▶ **ASSIGNED TASK**
Among the lines of the material below, how many carry the word "this"? Only the number is wanted.

▶ **DATA TO PROCESS**

____________________

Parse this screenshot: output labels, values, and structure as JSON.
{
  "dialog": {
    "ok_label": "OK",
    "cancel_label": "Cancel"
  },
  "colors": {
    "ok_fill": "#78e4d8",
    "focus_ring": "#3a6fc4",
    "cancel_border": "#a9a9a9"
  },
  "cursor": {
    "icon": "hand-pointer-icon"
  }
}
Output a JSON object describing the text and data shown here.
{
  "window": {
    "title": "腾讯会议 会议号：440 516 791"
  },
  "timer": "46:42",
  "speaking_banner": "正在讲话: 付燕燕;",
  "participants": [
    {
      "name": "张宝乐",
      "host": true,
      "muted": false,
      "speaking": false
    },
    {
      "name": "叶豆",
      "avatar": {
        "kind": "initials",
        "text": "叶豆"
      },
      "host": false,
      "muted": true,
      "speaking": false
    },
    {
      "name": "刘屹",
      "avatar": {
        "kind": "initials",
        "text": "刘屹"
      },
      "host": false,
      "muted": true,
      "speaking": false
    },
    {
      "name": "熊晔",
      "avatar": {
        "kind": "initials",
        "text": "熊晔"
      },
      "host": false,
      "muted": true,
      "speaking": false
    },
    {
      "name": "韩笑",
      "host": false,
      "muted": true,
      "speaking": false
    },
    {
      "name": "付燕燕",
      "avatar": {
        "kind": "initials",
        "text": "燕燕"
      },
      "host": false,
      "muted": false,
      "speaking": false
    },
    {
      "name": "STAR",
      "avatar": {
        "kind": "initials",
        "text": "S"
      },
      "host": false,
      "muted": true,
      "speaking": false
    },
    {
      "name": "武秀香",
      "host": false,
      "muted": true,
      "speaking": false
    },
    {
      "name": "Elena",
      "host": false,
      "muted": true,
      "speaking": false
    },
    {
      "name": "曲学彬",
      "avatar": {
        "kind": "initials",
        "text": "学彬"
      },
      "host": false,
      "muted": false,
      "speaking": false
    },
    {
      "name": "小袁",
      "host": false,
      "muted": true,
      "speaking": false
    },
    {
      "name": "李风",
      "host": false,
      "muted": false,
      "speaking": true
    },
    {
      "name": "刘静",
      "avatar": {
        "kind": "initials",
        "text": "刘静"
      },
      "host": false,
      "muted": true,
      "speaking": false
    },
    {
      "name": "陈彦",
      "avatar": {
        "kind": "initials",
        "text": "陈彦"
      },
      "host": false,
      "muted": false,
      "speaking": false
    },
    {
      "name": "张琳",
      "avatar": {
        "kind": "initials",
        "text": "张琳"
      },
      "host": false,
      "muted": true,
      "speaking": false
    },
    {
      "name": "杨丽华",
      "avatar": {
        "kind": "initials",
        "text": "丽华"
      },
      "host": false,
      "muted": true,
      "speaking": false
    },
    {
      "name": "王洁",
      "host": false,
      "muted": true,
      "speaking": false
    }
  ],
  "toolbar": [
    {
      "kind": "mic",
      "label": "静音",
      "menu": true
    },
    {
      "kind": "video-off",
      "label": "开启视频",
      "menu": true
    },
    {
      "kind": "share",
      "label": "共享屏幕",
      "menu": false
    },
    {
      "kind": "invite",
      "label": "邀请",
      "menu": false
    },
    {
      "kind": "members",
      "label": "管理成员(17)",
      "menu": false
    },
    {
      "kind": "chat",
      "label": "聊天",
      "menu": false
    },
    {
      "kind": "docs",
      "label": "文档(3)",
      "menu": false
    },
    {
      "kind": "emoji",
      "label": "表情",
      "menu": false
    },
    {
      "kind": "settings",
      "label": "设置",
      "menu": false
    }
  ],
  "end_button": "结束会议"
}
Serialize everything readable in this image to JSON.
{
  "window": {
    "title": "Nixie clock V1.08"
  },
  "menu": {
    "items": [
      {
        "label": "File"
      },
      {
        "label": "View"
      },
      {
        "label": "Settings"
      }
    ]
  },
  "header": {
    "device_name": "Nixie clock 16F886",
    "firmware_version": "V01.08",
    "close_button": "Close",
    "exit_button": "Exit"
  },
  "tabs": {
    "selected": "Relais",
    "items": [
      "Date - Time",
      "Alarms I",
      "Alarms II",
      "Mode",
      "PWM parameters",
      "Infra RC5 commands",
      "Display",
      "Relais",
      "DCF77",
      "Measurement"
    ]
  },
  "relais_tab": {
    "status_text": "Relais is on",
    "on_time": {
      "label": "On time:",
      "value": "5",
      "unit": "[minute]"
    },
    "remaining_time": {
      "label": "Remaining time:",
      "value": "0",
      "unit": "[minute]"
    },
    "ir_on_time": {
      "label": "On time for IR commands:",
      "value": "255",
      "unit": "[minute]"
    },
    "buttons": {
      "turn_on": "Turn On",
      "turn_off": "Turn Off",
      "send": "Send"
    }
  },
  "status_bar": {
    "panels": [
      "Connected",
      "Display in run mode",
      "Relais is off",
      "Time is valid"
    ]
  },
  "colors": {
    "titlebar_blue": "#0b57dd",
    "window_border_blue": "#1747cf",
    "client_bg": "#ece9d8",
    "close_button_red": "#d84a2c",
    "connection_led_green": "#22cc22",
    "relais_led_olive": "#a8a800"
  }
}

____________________

▶ **THE COMPLETED TASK**
2